Canada's Condominium Magazine
Despite legislative tinkering with the real estate market, supply and demand remains the main market force in the real estate market. With Toronto’s population projected to increase to 7.1 million by 2019 — and only a 2.3-month inventory available — the demand will remain strong. This is one reason prices have not significantly dropped at a time when it appeared “buyers” were in control of the market after a lurching slow-down in summer. The demographics and demand numbers, however, seem to imply that it will not become a buyers market.
Currently, 80,000 people move into Toronto each year — the population increases 108,766 each year — requiring conservatively 35,000 new homes each year (either for purchase or rent). Currently, we build less than 2,000 rental units in a typical year. Although housing starts are up, there is a large deficit on available housing. Regardless of legislation, this puts pressure on the market prices to rise.

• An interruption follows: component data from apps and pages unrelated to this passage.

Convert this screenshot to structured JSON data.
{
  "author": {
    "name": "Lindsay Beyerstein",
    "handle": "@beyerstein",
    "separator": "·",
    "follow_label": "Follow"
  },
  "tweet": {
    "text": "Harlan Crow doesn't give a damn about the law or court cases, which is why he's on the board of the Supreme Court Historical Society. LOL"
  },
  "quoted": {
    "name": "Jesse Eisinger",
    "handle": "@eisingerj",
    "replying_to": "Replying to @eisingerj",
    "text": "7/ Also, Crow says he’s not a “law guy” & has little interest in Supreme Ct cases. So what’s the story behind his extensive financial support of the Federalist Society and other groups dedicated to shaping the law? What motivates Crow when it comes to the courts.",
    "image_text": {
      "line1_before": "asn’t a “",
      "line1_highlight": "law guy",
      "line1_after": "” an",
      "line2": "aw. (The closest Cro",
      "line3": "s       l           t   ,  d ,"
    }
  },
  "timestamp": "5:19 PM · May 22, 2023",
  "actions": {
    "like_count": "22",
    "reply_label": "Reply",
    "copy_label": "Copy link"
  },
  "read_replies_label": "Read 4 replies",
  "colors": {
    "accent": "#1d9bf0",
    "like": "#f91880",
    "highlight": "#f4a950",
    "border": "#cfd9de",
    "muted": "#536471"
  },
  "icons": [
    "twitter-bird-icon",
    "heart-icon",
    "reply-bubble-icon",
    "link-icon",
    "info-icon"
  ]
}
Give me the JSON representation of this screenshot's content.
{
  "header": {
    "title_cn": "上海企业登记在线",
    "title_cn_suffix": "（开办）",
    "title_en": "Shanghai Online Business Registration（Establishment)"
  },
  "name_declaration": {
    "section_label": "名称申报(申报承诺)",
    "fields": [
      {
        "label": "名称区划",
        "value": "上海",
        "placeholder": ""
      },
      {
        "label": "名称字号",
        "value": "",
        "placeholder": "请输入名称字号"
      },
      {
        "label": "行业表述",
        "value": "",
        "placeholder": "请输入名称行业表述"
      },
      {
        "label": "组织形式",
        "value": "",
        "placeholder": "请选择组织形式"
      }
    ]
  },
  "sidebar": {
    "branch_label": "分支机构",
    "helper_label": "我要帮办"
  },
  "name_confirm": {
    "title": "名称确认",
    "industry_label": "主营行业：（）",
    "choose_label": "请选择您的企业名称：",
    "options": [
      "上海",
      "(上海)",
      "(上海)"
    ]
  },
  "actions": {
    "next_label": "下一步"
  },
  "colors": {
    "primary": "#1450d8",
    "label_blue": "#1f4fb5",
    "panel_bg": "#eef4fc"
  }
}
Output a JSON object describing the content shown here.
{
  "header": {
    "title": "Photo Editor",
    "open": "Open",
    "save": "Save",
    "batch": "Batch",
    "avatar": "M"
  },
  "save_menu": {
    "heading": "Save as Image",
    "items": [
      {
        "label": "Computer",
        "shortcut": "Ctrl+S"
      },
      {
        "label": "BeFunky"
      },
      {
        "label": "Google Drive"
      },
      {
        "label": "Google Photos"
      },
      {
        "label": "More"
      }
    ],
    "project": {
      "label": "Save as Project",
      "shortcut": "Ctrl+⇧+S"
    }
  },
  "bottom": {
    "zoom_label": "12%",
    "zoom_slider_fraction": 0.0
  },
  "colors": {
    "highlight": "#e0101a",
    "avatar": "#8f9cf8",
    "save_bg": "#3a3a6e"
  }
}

This is one reason prices have not significantly dropped at a time when it appeared “buyers” were in control of the market after a lurching stop in summer. The numbers, however, seem to imply that it will not become a buyers market any time soon. As long as Toronto remains the target destination of businesses and immigrants, the supply will remain low, keeping the pressure on prices. Even if buyers try to “wait out” the sellers, any dips will likely be temporary.
Other major pressures
The pressures that will likely keep the market up on price (not necessarily on sales) include more than just demographics:
- an additional 108,766 people in Toronto each year 
- inventory is slightly up due to the summer pause, but far below demand levels: currently 2.3 months in the Greater Horseshoe, down from the long-term average of 3.1 months 
- 66% of Toronto consumers want to buy (either first time or move up/down) within the next 12 months [See full story here>>]
- pent-up demand from the 42.1% of adult children who still live with their parents in Ontario (56.3% in Toronto) (who need or want to move because of relationships and to start families of their own) [Full story here>>]
- due to short supply of rental properties, rents are at record highs — pushing people to buy rather than rent
Other pressures on the market include pent-up demand from “stay at home” adults. They don’t “stay at home” because they are filial — they are having the same difficulties as new immigrants: finding a home they can afford. This has led to a shift in preferences to vertical living, shown in the latest 58% increase in home starts for multi-dwellings. [Full story here>>]
Other demographic pressures
Currently, Toronto’s median age is 39.2, and the average age is 41. One in four Torontonians will be “seniors” by the year 2036. The increase in age will result in new demand for “down-sizing” after the nest empties — assuming the 42.1% of adult children do eventually leave. Other important demographics for urban planners include:
- 22% of 55 years-and-older Torontonians live alone
- the number of 55 years-and-older Torontonians increased in all but one Toronto neighborhood in each of the last 10 years
- 44% of 85 years-and-older live alone.
 Demographics from Toronto Foundation
 Inventory reported in the August sats of CREA.